▸ **Element data from apps and pages**:
• • •

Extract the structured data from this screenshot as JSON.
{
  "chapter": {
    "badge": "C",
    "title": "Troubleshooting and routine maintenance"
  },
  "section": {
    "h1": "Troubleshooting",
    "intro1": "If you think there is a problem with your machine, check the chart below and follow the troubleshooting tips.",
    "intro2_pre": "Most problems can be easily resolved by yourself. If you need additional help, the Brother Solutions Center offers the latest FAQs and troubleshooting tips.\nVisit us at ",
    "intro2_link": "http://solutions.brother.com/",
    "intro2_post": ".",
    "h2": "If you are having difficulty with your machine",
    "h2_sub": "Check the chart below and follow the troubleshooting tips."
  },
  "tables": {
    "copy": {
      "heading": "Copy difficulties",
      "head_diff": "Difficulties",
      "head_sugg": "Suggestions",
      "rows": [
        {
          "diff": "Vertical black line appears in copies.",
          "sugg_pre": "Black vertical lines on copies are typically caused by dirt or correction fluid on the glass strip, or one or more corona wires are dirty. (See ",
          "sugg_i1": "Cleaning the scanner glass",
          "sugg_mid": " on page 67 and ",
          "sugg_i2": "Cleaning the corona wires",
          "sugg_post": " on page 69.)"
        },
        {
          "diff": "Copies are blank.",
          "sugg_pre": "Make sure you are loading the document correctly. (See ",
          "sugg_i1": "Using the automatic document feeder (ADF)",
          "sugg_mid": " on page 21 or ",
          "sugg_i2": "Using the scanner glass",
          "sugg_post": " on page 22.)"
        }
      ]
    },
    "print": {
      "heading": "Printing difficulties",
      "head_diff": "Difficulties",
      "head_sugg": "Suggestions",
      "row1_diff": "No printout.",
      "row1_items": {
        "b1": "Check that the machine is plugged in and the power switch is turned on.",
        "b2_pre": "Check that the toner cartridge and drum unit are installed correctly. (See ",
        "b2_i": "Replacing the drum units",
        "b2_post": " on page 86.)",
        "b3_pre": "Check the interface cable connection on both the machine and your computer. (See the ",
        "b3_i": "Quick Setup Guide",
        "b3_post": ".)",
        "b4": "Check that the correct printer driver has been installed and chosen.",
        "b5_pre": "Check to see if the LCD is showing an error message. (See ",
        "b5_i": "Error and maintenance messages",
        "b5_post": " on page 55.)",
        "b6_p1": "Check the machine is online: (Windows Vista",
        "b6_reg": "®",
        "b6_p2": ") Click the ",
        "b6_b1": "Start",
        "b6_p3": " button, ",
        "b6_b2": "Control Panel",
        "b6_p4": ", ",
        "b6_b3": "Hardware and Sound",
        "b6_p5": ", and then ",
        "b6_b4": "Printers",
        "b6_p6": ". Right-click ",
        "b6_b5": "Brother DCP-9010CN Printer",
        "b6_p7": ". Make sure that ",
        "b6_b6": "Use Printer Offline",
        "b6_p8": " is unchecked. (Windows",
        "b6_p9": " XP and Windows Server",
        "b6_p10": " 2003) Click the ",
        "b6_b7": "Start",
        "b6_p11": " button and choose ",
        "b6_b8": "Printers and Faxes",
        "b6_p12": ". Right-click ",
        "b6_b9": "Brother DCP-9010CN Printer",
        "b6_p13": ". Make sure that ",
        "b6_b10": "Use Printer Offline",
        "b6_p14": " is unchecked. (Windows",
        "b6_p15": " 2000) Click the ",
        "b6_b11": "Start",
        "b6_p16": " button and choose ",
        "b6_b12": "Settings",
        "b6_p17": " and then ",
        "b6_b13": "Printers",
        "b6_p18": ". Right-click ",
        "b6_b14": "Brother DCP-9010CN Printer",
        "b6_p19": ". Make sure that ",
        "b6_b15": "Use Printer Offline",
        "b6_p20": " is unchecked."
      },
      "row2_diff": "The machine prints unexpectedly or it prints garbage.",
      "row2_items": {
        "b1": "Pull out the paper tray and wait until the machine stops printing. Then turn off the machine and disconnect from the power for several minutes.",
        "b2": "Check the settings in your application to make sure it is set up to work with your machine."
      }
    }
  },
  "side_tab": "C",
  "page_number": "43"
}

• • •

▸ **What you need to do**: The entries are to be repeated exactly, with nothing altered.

▸ **Finished exercise**:
Extract the structured data from this screenshot as JSON.
{
  "chapter": {
    "badge": "C",
    "title": "Troubleshooting and routine maintenance"
  },
  "section": {
    "h1": "Troubleshooting",
    "intro1": "If you think there is a problem with your machine, check the chart below and follow the troubleshooting tips.",
    "intro2_pre": "Most problems can be easily resolved by yourself. If you need additional help, the Brother Solutions Center offers the latest FAQs and troubleshooting tips.\nVisit us at ",
    "intro2_link": "http://solutions.brother.com/",
    "intro2_post": ".",
    "h2": "If you are having difficulty with your machine",
    "h2_sub": "Check the chart below and follow the troubleshooting tips."
  },
  "tables": {
    "copy": {
      "heading": "Copy difficulties",
      "head_diff": "Difficulties",
      "head_sugg": "Suggestions",
      "rows": [
        {
          "diff": "Vertical black line appears in copies.",
          "sugg_pre": "Black vertical lines on copies are typically caused by dirt or correction fluid on the glass strip, or one or more corona wires are dirty. (See ",
          "sugg_i1": "Cleaning the scanner glass",
          "sugg_mid": " on page 67 and ",
          "sugg_i2": "Cleaning the corona wires",
          "sugg_post": " on page 69.)"
        },
        {
          "diff": "Copies are blank.",
          "sugg_pre": "Make sure you are loading the document correctly. (See ",
          "sugg_i1": "Using the automatic document feeder (ADF)",
          "sugg_mid": " on page 21 or ",
          "sugg_i2": "Using the scanner glass",
          "sugg_post": " on page 22.)"
        }
      ]
    },
    "print": {
      "heading": "Printing difficulties",
      "head_diff": "Difficulties",
      "head_sugg": "Suggestions",
      "row1_diff": "No printout.",
      "row1_items": {
        "b1": "Check that the machine is plugged in and the power switch is turned on.",
        "b2_pre": "Check that the toner cartridge and drum unit are installed correctly. (See ",
        "b2_i": "Replacing the drum units",
        "b2_post": " on page 86.)",
        "b3_pre": "Check the interface cable connection on both the machine and your computer. (See the ",
        "b3_i": "Quick Setup Guide",
        "b3_post": ".)",
        "b4": "Check that the correct printer driver has been installed and chosen.",
        "b5_pre": "Check to see if the LCD is showing an error message. (See ",
        "b5_i": "Error and maintenance messages",
        "b5_post": " on page 55.)",
        "b6_p1": "Check the machine is online: (Windows Vista",
        "b6_reg": "®",
        "b6_p2": ") Click the ",
        "b6_b1": "Start",
        "b6_p3": " button, ",
        "b6_b2": "Control Panel",
        "b6_p4": ", ",
        "b6_b3": "Hardware and Sound",
        "b6_p5": ", and then ",
        "b6_b4": "Printers",
        "b6_p6": ". Right-click ",
        "b6_b5": "Brother DCP-9010CN Printer",
        "b6_p7": ". Make sure that ",
        "b6_b6": "Use Printer Offline",
        "b6_p8": " is unchecked. (Windows",
        "b6_p9": " XP and Windows Server",
        "b6_p10": " 2003) Click the ",
        "b6_b7": "Start",
        "b6_p11": " button and choose ",
        "b6_b8": "Printers and Faxes",
        "b6_p12": ". Right-click ",
        "b6_b9": "Brother DCP-9010CN Printer",
        "b6_p13": ". Make sure that ",
        "b6_b10": "Use Printer Offline",
        "b6_p14": " is unchecked. (Windows",
        "b6_p15": " 2000) Click the ",
        "b6_b11": "Start",
        "b6_p16": " button and choose ",
        "b6_b12": "Settings",
        "b6_p17": " and then ",
        "b6_b13": "Printers",
        "b6_p18": ". Right-click ",
        "b6_b14": "Brother DCP-9010CN Printer",
        "b6_p19": ". Make sure that ",
        "b6_b15": "Use Printer Offline",
        "b6_p20": " is unchecked."
      },
      "row2_diff": "The machine prints unexpectedly or it prints garbage.",
      "row2_items": {
        "b1": "Pull out the paper tray and wait until the machine stops printing. Then turn off the machine and disconnect from the power for several minutes.",
        "b2": "Check the settings in your application to make sure it is set up to work with your machine."
      }
    }
  },
  "side_tab": "C",
  "page_number": "43"
}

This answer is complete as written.